There’s been a notable jump in the number of devices that are powered by Google's Android Lollipop 5.0 operating system.
According to Google’s Dashboard (opens in new tab), in just one month Lollipop usage jumped 1.5 per cent - from 0.1 per cent to 1.6 per cent.
TechRadar writes (opens in new tab)that this increase might have a very simple explanation – Lollipop rollouts have increased lately.
The declines are largely limited to Jelly Bean and earlier versions that are slowly moving towards the exit.
Google’s new OS has been, in its first month in existence, installed on less than 0.1 per cent of Android devices, which is something quite unfamiliar to KitKat 4.4.
In the first month, KitKat was installed on more than one per cent of devices.
However, Google is not to blame for the lack of interest.
The company made the Lollipop OS available for its Nexus devices, while other smartphone manufacturers have to tailor the new OS for their own devices.
Telecom operators are also responsible for the OS’s distribution.
In the meantime, two patches have been announced, and experts believe consumers won’t see Android 5.1 before July 2015.
Google’s OS tends to receive updates much slower than its biggest competitor, Apple.
IOS 8 has already fixed most of the bugs in the OS, and 70 per cent of devices are powered by the latest version of Apple’s mobile OS.

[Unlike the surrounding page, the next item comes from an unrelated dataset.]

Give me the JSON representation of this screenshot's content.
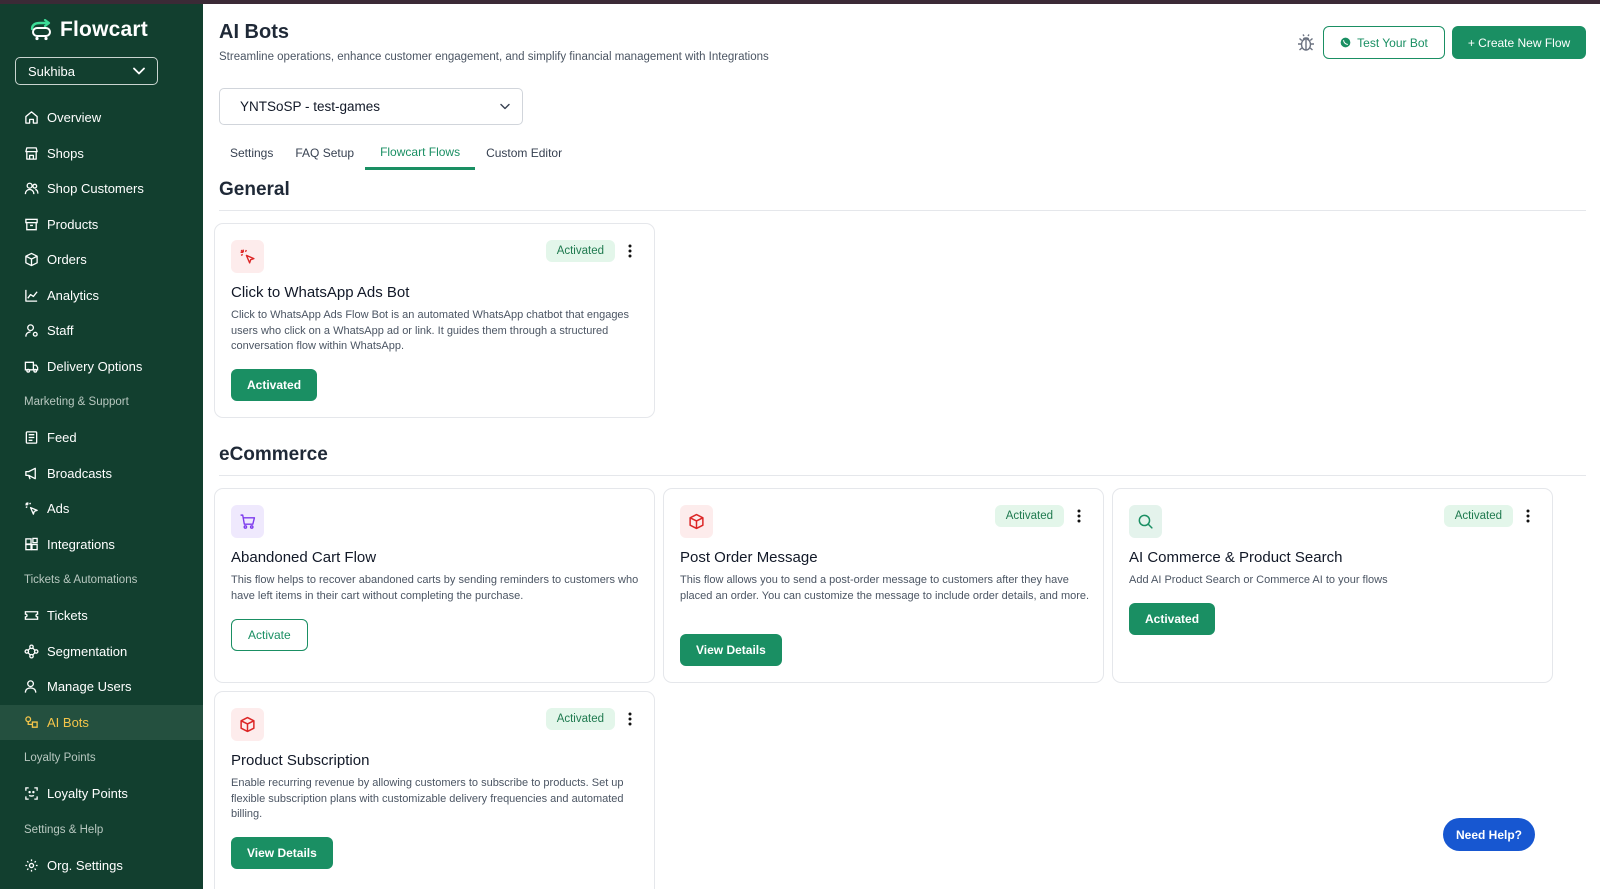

It took the new OS 29 days to overtake the previous version with 48.8 per cent share.